By Willy Leferink*
This year will see a general election but you have to wonder if three-year cycles are sufficient.
Let’s face it, year one is learning the ropes and doing what you promised.
Year two is fine tuning what you’ve done or running a mile from what you’ve done, meanwhile, year three is all about getting re-elected.
Many systems have four or even five year cycles and DairyNZ’s impending vote on its $61 million industry good levy fits into the five year cycle.
It isn’t appreciated by many who bemoan the lack of research and development in New Zealand, that every time my girls come in for milking, 3.6 cents in every kilogram of milksolids they produce goes towards R&D.
This money is collected by the milk processors and passed to our industry good body, DairyNZ.
It undertakes a whole host of research activities that no farmer could ever hope to do individually.
DairyNZ further leverages what it gets from us farmers in larger programmes like the Agricultural Greenhouse Gas Research Consortium and through the Primary Growth Partnership (PGP).
When the total payout looks like being well north of $8 per kilogram of milksolids, 3.6 cents may not sound very much but it adds up to a heap of money.
We all know the dairy industry has been great for New Zealand and DairyNZ deserves plaudits for helping to keep us well ahead of the dairy pack.
The dairy industry’s success, in turn, has helped to swell DairyNZ’s levy income; in the past six seasons it has grown from $47 million to now be around $61 million.
Out of each $100 spent by DairyNZ, $28 goes on research and development. The fact R&D it is not always instant worries DairyNZ regional team manager Craig McBeth, who told 3News, "A lot of it does take place in quite concentrated work that does take a long time to deliver results, and then communicating those results is a challenge. So farmers do appreciate it, but it is hard to tell the story consistently all the time so they see the full value of it."

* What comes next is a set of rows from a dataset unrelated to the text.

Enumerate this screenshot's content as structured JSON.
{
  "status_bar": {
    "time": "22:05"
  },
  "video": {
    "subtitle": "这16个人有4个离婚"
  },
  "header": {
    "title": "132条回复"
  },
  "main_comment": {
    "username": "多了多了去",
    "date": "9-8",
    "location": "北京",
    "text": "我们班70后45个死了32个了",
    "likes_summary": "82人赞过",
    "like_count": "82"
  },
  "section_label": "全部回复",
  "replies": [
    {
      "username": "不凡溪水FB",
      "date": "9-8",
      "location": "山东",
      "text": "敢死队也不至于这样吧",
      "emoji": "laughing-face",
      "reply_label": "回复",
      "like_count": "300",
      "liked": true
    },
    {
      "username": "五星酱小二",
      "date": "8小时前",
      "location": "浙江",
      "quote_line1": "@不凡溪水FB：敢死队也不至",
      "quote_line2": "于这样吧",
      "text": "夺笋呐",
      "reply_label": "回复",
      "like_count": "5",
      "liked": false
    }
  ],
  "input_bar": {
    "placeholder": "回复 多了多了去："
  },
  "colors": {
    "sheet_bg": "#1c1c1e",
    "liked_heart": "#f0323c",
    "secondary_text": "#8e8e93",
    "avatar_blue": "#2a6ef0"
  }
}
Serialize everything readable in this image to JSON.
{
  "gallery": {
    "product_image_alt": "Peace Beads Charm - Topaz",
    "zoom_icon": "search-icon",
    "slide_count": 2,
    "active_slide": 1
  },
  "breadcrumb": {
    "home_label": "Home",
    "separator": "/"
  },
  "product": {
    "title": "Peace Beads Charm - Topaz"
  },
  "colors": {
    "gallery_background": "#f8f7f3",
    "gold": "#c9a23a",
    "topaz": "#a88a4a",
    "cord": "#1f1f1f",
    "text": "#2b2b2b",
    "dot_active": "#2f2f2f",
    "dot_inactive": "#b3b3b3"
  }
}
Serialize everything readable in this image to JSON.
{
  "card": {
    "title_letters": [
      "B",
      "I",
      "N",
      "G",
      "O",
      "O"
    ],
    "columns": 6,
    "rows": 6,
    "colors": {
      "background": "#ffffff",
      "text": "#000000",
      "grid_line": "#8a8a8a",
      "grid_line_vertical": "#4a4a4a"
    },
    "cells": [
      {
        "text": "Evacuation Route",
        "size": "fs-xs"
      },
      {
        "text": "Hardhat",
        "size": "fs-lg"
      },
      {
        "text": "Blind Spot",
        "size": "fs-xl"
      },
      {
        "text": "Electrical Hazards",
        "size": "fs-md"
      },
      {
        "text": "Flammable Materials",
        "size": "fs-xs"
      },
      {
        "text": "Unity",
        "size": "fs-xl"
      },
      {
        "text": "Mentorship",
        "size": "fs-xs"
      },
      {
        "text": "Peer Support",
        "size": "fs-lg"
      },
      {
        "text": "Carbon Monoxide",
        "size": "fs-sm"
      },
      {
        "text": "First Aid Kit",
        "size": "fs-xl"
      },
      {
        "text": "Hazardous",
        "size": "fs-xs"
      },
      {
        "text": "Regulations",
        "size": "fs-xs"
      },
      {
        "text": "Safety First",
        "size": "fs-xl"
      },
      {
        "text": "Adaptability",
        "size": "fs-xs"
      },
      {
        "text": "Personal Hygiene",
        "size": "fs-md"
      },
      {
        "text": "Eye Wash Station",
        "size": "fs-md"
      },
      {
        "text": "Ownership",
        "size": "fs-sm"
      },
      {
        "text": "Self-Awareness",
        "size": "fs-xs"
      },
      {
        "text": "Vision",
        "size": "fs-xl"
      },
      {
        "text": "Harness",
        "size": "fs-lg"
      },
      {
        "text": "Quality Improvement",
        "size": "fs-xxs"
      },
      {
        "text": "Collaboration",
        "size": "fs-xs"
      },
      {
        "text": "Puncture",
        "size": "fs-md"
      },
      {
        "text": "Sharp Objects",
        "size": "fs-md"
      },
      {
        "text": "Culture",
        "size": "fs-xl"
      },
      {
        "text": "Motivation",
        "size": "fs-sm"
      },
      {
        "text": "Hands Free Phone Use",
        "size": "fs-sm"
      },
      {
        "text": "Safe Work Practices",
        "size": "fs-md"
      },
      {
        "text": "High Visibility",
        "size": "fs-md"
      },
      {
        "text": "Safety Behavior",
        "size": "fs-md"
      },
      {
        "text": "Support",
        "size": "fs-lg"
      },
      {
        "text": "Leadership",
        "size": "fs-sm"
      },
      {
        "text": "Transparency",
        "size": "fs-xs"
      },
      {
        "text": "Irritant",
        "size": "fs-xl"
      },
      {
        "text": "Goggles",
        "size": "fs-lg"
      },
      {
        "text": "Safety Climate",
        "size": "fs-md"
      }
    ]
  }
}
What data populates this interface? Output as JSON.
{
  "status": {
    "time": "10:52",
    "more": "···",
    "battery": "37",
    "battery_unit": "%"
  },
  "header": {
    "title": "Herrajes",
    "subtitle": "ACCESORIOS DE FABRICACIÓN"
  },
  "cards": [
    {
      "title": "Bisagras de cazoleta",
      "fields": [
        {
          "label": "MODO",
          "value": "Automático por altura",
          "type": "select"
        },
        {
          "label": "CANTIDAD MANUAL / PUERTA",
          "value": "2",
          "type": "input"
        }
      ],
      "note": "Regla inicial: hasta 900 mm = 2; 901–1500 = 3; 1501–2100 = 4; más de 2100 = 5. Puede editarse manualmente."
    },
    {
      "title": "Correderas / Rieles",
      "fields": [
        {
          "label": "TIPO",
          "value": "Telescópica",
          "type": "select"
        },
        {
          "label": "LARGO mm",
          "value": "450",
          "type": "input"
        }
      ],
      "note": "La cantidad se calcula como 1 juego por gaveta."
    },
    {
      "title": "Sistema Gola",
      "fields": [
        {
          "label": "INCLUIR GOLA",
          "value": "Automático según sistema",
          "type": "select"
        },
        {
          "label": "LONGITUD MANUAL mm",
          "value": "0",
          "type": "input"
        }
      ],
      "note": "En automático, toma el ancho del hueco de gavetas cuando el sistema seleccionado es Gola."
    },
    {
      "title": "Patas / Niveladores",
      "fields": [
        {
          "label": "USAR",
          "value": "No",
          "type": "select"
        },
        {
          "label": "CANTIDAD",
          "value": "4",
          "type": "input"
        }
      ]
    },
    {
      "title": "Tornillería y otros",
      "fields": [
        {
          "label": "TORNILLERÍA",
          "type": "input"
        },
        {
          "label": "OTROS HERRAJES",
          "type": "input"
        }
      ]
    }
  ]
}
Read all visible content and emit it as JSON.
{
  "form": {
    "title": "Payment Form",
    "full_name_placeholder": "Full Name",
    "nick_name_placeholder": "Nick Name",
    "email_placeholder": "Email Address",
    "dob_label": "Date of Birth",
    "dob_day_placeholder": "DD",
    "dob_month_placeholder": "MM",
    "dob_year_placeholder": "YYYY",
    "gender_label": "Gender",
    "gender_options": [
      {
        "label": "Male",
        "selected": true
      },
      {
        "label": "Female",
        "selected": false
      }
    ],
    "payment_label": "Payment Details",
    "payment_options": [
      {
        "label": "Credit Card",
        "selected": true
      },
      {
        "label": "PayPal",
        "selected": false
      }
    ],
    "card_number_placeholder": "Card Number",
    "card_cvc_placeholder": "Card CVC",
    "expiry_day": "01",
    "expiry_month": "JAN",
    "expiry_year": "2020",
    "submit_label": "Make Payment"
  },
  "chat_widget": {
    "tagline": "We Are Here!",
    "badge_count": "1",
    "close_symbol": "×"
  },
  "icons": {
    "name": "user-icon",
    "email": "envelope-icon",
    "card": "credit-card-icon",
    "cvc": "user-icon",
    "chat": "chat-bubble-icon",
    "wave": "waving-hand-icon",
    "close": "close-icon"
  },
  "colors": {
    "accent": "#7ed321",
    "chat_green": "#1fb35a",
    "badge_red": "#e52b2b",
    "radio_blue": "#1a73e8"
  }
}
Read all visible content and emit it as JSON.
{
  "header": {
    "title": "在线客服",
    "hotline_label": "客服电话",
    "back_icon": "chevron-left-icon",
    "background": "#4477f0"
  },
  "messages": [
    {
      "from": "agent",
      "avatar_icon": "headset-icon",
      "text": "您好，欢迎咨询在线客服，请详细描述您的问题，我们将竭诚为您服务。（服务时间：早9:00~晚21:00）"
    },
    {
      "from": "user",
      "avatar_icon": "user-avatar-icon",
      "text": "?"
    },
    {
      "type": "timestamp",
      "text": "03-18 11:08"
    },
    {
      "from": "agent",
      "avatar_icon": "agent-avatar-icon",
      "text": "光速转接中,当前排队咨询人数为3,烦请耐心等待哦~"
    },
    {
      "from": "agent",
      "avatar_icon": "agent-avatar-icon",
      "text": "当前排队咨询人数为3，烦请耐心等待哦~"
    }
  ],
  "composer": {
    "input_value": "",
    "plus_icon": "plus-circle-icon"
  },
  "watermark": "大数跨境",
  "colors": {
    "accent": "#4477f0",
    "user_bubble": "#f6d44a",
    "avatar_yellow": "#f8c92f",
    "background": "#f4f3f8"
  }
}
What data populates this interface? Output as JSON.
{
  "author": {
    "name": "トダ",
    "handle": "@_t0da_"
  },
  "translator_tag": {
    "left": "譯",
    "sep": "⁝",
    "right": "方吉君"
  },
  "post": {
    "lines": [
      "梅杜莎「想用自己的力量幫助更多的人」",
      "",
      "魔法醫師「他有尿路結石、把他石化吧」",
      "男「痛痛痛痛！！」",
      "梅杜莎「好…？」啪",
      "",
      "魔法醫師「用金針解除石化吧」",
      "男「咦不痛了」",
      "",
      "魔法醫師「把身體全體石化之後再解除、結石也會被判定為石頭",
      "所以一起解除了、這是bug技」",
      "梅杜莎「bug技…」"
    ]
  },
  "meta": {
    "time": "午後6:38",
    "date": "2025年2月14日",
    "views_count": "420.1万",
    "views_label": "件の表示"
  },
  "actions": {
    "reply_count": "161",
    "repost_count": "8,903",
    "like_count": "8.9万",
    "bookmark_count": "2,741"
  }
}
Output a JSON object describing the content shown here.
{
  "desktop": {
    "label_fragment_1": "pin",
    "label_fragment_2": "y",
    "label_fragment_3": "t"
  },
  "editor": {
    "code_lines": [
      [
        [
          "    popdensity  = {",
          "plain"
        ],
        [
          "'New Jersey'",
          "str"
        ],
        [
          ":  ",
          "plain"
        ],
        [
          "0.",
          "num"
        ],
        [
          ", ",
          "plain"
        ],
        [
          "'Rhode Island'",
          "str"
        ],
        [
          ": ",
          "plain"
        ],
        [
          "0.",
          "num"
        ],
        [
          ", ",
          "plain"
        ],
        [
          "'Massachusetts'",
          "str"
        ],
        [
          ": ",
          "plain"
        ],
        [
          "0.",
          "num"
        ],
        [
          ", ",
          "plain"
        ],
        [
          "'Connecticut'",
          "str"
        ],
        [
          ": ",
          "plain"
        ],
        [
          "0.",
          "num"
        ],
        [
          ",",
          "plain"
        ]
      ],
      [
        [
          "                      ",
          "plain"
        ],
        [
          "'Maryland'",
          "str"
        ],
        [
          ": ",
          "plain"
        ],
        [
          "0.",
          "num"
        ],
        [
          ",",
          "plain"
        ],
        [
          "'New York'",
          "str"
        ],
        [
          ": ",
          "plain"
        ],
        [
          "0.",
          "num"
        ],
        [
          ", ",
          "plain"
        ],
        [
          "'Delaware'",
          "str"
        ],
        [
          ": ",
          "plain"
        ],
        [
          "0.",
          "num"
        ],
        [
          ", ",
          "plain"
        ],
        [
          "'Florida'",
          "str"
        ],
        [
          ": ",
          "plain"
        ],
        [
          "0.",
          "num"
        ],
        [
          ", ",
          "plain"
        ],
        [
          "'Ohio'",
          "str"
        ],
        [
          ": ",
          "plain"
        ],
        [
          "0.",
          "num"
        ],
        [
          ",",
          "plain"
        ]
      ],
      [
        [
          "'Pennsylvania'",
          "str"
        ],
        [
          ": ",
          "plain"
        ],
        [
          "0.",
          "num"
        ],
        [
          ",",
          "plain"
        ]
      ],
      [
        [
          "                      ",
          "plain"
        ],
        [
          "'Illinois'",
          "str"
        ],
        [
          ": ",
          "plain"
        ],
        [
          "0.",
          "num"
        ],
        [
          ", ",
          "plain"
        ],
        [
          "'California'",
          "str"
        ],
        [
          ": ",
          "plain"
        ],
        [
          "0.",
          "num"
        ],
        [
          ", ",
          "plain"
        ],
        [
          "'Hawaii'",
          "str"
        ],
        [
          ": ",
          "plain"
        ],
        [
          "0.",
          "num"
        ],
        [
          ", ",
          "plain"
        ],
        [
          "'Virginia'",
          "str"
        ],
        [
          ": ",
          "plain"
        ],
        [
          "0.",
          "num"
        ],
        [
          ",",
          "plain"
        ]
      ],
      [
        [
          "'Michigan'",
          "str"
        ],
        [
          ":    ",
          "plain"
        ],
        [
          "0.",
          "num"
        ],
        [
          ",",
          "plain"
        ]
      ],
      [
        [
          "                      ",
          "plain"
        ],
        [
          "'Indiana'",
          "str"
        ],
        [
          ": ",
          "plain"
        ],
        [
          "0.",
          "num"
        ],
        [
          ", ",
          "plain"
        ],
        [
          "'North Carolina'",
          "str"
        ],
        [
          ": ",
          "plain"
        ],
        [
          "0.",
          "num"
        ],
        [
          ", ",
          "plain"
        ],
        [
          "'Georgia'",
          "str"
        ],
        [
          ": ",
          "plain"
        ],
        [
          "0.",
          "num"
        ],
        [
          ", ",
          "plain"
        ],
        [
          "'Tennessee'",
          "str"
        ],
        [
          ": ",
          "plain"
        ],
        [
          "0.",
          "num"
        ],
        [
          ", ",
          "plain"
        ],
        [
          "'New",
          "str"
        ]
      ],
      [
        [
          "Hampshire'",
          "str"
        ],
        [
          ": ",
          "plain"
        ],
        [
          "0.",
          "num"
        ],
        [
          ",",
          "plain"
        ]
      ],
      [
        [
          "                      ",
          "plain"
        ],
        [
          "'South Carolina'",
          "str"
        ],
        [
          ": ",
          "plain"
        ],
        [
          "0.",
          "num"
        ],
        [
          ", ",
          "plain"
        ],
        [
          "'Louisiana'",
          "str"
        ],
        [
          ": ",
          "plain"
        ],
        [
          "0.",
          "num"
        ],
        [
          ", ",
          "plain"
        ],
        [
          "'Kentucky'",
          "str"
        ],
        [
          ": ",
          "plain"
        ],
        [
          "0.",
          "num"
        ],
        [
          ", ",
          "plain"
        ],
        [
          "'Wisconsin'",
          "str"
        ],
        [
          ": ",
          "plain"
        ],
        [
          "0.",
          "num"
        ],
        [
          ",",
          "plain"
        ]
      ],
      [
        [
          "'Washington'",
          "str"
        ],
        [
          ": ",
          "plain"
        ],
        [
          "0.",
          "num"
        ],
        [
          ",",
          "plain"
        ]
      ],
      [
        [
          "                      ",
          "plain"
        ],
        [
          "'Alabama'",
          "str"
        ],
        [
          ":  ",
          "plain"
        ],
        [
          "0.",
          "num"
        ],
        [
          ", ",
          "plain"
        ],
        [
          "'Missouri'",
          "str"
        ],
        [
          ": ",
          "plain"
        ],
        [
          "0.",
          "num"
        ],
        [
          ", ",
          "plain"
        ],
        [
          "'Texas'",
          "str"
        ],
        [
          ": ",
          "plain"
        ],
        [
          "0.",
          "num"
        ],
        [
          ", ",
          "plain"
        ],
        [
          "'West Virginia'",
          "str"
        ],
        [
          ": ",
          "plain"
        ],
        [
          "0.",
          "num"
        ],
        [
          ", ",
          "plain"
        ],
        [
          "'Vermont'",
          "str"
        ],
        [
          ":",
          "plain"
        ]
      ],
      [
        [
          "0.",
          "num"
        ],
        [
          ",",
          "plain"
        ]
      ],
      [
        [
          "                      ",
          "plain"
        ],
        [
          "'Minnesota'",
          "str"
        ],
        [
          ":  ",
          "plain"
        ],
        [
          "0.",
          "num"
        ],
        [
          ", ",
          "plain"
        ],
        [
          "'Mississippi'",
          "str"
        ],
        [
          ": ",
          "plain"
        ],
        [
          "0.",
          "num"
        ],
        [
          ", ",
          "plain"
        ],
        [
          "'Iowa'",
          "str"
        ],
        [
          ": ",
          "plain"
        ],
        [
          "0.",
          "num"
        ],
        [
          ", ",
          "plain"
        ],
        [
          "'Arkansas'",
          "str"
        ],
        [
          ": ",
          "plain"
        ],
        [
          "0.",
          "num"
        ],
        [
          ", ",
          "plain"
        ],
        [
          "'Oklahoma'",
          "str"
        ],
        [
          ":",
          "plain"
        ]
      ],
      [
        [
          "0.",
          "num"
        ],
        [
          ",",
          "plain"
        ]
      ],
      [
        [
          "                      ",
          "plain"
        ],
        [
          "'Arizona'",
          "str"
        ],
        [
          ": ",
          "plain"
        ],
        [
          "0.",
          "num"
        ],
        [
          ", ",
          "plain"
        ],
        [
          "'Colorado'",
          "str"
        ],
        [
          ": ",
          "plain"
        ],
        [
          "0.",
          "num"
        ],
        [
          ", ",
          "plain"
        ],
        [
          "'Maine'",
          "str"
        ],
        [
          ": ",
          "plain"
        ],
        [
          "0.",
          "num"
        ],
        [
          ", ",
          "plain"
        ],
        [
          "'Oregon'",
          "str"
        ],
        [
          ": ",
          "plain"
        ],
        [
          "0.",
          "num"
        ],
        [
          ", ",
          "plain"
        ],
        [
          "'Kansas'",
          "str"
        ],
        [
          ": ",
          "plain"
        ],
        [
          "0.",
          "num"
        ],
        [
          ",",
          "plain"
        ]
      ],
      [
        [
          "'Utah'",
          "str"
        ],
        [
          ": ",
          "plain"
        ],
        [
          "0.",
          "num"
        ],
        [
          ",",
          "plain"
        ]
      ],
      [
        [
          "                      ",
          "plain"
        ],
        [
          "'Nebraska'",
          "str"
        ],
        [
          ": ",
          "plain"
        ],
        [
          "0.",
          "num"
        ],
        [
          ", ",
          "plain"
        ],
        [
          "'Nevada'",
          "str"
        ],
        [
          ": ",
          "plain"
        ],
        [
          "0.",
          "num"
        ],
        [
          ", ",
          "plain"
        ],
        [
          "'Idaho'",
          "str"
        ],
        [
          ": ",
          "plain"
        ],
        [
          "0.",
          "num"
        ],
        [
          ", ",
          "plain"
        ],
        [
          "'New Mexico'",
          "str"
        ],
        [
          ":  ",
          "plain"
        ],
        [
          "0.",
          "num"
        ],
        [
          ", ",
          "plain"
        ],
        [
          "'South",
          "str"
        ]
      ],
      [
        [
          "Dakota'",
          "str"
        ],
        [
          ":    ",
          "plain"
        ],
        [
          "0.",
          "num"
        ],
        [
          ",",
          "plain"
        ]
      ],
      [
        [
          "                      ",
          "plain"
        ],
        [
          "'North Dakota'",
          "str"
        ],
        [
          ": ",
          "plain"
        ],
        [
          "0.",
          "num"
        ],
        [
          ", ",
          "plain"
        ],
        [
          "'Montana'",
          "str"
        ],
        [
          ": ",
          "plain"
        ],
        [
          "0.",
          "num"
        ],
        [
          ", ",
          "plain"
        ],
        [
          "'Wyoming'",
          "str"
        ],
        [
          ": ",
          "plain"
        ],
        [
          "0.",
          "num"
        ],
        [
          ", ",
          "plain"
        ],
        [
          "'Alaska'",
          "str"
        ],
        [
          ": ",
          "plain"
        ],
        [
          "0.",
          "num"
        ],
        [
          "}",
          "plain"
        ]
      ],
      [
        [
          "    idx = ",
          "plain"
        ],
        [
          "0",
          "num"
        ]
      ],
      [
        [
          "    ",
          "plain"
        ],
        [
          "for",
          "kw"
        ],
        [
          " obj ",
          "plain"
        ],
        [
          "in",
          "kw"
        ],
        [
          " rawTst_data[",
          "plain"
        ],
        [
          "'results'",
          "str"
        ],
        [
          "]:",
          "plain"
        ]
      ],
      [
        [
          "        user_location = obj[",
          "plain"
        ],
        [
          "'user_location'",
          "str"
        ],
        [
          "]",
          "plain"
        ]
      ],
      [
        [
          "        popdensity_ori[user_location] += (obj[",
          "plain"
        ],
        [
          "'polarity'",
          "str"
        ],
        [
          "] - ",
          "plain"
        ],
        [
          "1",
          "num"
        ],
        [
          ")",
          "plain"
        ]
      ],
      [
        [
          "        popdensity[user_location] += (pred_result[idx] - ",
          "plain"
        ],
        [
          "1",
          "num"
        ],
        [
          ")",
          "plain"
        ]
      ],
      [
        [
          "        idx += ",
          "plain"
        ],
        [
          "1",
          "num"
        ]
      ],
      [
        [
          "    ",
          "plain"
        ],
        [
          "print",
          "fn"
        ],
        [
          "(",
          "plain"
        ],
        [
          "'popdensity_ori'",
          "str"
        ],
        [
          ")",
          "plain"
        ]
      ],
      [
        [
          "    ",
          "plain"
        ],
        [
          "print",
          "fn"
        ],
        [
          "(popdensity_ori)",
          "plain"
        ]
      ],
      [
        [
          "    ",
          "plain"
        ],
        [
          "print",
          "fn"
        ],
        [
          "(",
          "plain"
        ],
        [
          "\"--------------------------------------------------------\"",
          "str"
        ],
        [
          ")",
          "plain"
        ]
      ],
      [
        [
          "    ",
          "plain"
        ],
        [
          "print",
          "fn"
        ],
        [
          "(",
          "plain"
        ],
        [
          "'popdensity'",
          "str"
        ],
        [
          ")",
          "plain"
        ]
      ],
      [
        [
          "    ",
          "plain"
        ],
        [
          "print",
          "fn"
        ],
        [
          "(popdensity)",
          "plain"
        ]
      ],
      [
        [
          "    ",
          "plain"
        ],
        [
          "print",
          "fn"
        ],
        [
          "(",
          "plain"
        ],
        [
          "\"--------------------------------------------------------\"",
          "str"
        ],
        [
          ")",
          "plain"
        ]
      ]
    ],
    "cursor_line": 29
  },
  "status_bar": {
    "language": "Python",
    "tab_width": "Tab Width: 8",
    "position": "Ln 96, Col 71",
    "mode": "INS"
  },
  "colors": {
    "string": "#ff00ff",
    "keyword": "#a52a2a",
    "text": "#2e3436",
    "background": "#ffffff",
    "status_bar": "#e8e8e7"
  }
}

Do not worry Craig because most farmers support R&D and using our levies to fund biosecurity, which is DairyNZ’s second largest spending area.
Yet a yes vote is not a sure fire bet.
While I do not think for a second that farmers will vote down DairyNZ’s levy proposal, our sheep wool colleagues did just that four years ago over the wool levy.
It may have shocked government but it didn’t shock farmers.
The wool levy was funding stuff that farmers did not see as relevant or useful. Wool was also plummeting in value and that bred disenchantment. Ironically, since the levy was axed, the performance of wool as a commodity seems to have lifted relative to falling flock numbers. The wool guys are now looking at a business case for a new and improved wool levy but this will be one focussed on delivering real money inside the farm gate.
With DairyNZ’s voting papers now in the post, what happened with the wool levy should send a clear message to DairyNZ about focussing on what farmers need and cutting its cloth to fit.
DairyNZ told 3News that “the levy will stay at 3.6 cents for at least two years, and it would consult with farmers if that were to be changed.”
I would suggest to DairyNZ that if dairy prices keep going the way they are, then any change ought to be down. As our farm productivity lifts thanks in part to DairyNZ it gets a stake in what is a virtuous cycle.
The fact is DairyNZ complements Federated Farmers. We’re membership funded and independent meaning we can get down and dirty politically.
DairyNZ’s levy income comes from the Commodities Levies Act let alone from things like the PGP. This limits their political hand and I’ll be frank here, being politically active provincially and nationally, is fundamental to being a successful advocate.
Federated Farmers is not afraid to take heat by backing farming, proven with HortNZ on Horizons One Plan.
Federated Farmers is also one of the appellants on Environment Canterbury’s Land & Water Plan while the others are Fish and Game, Ngai Tahu, Genesis Energy, Trustpower and the Rangitata Diversion Race company.
As the voting papers land I am hoping to see DairyNZ stay in business.
Perhaps a good place to start is having fewer chefs in the policy and advocacy kitchen, but giving those chefs much better funded ingredients instead.
Willy Leferink is Federated Farmers Dairy Chairperson.